The jet carrying Kim had landed earlier in the afternoon amid huge security precautions on the city-state island.
Kim’s summit with Trump has captured intense global attention after a turn to diplomacy in recent months following serious fears of war last year amid North Korean nuclear and missile tests.
The North Korean autocrat’s every move will be followed by 3,000 journalists up until he shakes hands with Trump.
Despite the initial high stakes of a meeting meant to rid North Korea of its nuclear weapons, the talks have been portrayed by Trump in recent days more as a get-to-know meeting. He has also raised the possibility of further summits and an agreement ending the Korea War by replacing the armistice signed in 1953 with a peace treaty. China and South Korea would have to sign off on any legal treaty.
There has been widespread speculation about Kim’s rare trip out of the North, where he enjoys supreme power. He will reportedly stay at the St. Regis Hotel, where China’s President Xi Jinping once stayed. He may be bringing his own armored limousine and bodyguards. A throng of journalists stood outside the hotel.
It’s not just the logistics of Kim’s trip that are unclear. There’s a flurry of speculation about what results might come from the summit.
It initially was meant to rid the North of its weapons, to forge the “complete denuclearization” of the country. North Korea has said it’s willing to deal away its entire nuclear arsenal if the United States provides it with a reliable security assurance and other benefits. But many, if not all analysts, say that this is highly unlikely, given how hard it has been for Kim to build his program and that the weapons are seen as the only protection he has.
Any nuclear deal will hinge on North Korea’s willingness to allow unfettered outside inspections of the country’s warheads and radioactive materials, much of which is likely kept in a vast complex of underground facilities.
Another possibility from the summit is a possible deal to end the Korean War. North Korea has long demanded a treaty that may be aimed at getting U.S. troops off the Korean Peninsula and, eventually, paving the way for a North Korean-led unified Korea.
The fighting ended on July 27, 1953, but the war technically continues today because instead of a difficult-to-negotiate peace treaty, military officers for the U.S.-led United Nations, North Korea and China signed an armistice that halted the fighting. The North may see a treaty — and its presumed safety assurances from Washington — as its best way of preserving the Kim family dynasty. The ensuing recognition as a “normal country” could then allow sanctions relief, and later international aid and investment.
Trump’s supporters have floated the idea that forging such a treaty, which would need a signoff from China and South Korea, would deserve the Nobel Peace Prize.

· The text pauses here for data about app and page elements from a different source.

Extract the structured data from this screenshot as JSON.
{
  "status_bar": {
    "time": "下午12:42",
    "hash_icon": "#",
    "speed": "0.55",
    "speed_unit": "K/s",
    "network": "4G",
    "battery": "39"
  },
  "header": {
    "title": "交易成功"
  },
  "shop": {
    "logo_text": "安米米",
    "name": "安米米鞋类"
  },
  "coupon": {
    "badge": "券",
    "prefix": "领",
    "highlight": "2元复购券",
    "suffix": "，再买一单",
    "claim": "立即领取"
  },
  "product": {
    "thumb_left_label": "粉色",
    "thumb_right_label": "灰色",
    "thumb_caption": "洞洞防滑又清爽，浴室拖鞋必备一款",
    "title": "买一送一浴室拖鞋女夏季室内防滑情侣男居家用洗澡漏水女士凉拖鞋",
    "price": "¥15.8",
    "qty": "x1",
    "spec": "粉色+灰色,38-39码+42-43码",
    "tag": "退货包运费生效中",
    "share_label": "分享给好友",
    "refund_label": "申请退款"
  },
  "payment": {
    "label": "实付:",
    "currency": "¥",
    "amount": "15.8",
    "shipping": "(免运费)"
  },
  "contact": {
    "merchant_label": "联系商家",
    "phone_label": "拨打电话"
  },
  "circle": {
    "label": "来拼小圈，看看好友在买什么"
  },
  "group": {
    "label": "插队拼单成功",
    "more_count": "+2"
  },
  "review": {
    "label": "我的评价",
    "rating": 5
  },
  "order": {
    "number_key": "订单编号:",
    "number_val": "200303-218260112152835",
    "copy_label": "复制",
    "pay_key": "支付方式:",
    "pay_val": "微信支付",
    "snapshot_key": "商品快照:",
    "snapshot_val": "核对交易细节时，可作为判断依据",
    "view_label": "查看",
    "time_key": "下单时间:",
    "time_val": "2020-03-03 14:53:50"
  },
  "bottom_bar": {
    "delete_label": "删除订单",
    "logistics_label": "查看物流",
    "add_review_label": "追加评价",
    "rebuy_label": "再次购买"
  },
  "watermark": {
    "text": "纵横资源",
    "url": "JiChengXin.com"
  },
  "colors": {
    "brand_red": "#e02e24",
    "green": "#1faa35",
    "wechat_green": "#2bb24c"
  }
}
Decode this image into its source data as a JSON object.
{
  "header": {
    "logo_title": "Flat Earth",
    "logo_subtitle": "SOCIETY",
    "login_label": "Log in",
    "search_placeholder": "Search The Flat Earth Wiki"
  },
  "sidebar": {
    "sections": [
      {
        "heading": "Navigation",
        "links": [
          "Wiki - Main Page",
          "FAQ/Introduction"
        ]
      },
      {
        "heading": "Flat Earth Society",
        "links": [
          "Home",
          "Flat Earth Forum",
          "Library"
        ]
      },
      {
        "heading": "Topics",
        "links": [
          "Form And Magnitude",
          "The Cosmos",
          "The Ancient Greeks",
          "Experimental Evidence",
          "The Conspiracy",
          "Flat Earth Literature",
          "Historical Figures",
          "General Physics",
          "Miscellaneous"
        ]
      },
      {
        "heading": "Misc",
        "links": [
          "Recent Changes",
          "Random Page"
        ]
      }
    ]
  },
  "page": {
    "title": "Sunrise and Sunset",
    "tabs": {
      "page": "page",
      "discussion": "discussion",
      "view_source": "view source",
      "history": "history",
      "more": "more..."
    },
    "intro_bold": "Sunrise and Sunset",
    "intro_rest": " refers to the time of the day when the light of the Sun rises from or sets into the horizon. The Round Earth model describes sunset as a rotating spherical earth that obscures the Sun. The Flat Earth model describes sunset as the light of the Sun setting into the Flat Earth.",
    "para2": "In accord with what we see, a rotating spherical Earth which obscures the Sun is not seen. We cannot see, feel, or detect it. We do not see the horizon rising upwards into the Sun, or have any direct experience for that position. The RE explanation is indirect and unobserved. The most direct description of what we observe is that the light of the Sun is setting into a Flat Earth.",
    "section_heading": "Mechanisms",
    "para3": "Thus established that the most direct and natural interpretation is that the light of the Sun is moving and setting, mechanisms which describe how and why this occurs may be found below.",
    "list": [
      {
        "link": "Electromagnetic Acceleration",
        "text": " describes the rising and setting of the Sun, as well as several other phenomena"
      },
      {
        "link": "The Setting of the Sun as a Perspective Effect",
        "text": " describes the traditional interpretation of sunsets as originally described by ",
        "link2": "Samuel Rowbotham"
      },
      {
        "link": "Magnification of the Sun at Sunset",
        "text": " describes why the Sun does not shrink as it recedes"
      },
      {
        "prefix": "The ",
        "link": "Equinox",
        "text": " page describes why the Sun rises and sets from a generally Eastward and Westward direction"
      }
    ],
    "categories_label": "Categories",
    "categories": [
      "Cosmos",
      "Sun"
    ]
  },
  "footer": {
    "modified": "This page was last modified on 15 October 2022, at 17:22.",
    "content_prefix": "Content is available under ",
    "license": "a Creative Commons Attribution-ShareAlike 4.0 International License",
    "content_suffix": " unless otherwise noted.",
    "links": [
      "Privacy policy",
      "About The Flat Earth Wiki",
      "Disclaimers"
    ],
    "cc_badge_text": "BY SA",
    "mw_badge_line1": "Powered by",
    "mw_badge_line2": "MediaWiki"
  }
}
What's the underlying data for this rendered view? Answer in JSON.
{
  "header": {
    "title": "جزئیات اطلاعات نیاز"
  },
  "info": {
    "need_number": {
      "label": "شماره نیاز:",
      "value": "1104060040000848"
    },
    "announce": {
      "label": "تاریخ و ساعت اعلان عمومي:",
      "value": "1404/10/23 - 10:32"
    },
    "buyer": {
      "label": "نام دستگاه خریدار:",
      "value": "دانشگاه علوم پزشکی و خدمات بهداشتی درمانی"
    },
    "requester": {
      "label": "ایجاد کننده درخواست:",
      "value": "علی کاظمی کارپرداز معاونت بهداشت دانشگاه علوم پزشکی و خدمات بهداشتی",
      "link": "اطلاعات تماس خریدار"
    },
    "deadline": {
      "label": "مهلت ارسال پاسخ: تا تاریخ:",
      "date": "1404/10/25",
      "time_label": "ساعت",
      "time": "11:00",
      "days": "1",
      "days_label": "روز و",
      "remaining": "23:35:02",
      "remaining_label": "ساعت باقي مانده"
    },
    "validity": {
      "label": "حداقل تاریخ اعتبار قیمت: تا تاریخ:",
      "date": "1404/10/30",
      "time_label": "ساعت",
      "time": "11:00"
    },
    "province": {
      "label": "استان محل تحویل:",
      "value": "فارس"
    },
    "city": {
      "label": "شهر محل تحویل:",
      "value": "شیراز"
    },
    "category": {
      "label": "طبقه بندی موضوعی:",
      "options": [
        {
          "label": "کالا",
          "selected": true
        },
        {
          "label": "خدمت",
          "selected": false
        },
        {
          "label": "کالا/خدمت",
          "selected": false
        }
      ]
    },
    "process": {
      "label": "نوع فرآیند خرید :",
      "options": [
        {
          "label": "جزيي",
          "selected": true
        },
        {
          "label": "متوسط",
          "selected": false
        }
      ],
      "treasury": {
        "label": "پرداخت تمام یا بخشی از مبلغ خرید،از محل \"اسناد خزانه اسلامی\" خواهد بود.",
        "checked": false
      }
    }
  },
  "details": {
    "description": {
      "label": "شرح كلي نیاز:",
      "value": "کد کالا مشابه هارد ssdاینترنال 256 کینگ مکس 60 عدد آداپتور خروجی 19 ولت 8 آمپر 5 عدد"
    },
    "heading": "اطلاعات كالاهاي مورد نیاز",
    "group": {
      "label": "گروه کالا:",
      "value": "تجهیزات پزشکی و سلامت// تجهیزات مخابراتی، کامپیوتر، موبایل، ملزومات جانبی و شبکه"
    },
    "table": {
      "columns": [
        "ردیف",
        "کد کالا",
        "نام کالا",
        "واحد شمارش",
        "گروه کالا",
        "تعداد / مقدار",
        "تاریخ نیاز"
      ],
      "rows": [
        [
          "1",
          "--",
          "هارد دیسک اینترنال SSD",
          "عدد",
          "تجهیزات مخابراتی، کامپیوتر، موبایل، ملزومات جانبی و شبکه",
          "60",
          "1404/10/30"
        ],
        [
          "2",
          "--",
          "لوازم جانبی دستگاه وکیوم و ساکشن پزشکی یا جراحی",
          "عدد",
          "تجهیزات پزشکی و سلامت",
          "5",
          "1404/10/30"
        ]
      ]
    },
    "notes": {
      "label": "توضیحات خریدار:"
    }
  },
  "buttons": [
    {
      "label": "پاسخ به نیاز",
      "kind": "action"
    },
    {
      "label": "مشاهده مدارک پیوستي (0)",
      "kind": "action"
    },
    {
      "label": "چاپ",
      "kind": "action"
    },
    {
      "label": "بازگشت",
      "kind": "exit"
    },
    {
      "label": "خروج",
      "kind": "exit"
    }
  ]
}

Kim may be interested in getting aid and eventual investment to stabilize and then rebuild a crumbling economy. Just meeting with Trump will also give Kim recognition as the leader of a “normal” country and as an equal of the U.S. leader.